» **Your assignment**: Show all lines from the data that include the word "Moon".

» **The data**:
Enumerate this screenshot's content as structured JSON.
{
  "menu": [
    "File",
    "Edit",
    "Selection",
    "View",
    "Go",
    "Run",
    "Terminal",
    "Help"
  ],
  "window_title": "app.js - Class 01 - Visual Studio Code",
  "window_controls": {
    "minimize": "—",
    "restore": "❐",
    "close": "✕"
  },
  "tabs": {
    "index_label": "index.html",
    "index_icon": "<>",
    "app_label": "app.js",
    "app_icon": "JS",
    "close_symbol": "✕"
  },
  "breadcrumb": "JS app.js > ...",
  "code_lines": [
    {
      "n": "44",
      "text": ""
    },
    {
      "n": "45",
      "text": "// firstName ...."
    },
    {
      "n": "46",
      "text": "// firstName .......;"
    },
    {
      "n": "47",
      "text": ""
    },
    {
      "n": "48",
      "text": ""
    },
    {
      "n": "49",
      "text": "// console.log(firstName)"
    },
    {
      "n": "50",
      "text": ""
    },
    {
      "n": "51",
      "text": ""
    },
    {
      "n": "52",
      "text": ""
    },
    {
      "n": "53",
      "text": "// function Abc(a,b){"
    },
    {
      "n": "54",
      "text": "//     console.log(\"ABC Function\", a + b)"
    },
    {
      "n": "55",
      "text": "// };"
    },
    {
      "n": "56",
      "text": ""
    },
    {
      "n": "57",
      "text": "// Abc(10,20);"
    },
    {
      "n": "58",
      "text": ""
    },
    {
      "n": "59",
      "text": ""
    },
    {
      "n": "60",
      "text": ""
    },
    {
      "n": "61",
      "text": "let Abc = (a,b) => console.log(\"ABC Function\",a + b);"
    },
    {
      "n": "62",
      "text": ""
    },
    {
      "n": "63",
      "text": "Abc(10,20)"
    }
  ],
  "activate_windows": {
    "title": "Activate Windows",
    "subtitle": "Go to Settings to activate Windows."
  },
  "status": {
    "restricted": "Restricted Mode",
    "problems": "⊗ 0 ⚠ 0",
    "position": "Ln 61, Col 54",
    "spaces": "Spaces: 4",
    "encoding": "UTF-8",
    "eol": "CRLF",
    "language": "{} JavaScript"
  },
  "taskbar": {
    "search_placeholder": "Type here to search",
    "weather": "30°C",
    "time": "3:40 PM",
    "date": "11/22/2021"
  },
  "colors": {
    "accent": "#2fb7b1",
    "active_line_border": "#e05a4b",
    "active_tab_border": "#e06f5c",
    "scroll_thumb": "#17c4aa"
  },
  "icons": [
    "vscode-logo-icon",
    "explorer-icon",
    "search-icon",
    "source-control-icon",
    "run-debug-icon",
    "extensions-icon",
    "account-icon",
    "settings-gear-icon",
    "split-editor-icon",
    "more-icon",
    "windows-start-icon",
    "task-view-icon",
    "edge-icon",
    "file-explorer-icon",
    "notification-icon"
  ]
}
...
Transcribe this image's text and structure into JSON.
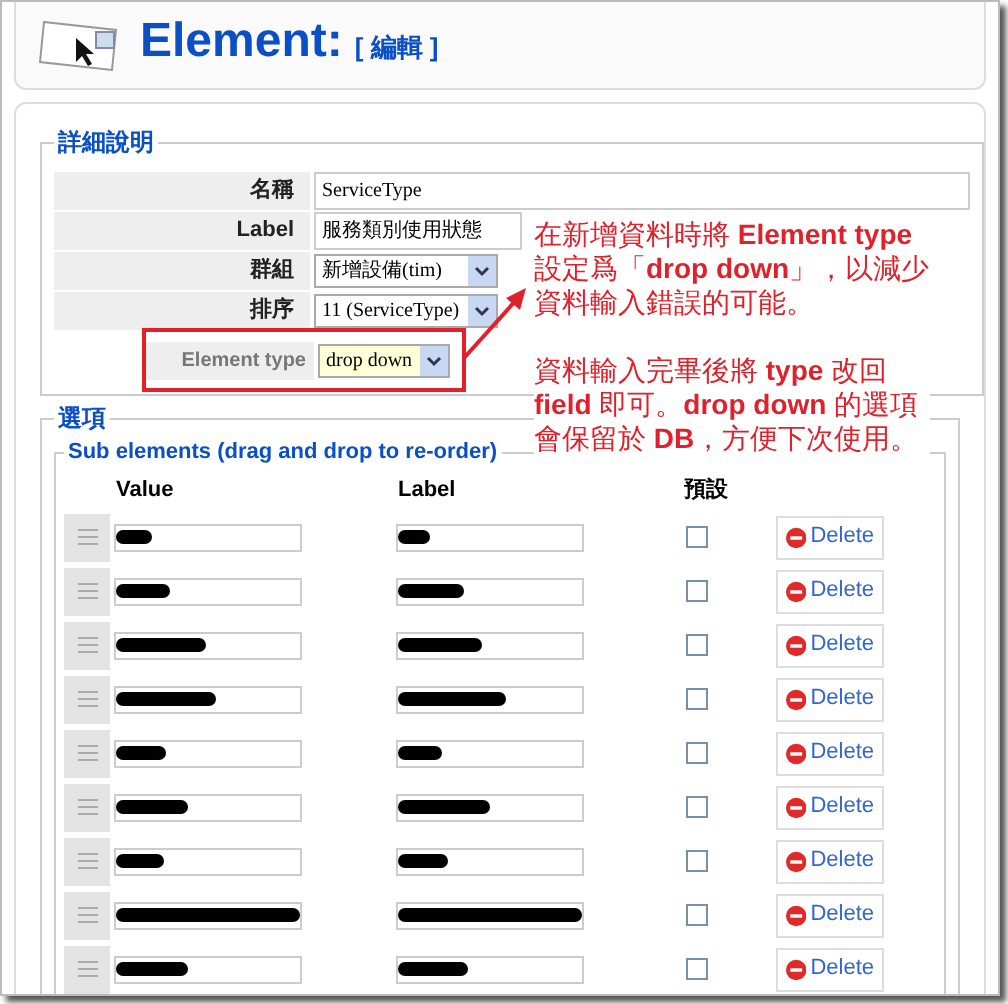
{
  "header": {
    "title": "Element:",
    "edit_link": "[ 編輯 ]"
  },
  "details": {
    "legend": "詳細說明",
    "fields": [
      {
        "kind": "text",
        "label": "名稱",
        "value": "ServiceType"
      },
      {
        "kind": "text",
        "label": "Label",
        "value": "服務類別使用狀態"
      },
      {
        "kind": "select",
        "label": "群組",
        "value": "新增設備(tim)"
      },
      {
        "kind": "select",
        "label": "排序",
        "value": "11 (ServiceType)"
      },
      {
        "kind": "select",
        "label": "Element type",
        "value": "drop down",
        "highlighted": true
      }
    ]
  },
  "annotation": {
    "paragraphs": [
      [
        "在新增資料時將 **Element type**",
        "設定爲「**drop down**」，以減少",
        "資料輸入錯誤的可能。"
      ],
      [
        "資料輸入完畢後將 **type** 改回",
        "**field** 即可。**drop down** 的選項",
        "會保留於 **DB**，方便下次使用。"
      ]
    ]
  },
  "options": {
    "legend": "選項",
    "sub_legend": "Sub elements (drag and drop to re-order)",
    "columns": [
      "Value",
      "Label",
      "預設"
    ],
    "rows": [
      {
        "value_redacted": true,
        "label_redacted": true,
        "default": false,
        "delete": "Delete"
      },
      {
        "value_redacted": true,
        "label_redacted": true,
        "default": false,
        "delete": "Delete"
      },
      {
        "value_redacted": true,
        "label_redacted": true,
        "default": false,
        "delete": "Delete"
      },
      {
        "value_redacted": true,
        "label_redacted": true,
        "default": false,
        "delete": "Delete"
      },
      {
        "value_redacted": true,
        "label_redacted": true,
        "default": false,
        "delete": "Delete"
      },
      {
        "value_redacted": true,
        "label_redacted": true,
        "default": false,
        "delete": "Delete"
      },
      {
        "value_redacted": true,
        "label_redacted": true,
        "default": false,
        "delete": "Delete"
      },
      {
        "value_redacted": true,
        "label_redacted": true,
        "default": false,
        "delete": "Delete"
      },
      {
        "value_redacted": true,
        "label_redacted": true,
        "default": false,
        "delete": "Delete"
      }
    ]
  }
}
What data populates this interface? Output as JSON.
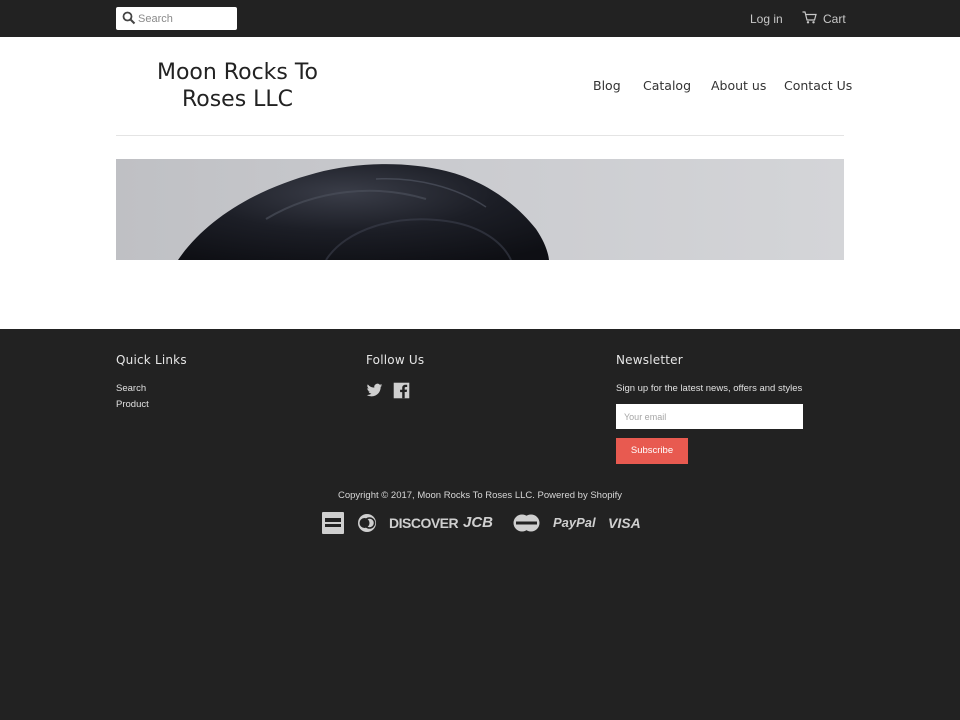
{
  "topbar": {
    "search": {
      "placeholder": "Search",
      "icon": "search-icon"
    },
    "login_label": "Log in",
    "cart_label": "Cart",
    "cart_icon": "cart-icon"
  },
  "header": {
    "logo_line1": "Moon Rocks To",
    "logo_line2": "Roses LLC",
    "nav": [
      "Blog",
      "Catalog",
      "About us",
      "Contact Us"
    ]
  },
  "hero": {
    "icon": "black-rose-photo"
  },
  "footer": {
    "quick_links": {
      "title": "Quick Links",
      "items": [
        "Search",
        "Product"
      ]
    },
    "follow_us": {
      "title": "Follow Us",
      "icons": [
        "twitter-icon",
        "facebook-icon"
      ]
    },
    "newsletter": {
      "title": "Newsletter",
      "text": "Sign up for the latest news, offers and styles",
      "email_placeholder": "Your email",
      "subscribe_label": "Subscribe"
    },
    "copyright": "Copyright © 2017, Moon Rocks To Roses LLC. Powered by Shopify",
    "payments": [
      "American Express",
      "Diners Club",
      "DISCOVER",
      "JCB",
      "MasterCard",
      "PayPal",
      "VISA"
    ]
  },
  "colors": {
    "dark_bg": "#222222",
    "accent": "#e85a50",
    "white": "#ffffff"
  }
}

» **Expected answer**:
    "logo_line1": "Moon Rocks To",
    "copyright": "Copyright © 2017, Moon Rocks To Roses LLC. Powered by Shopify",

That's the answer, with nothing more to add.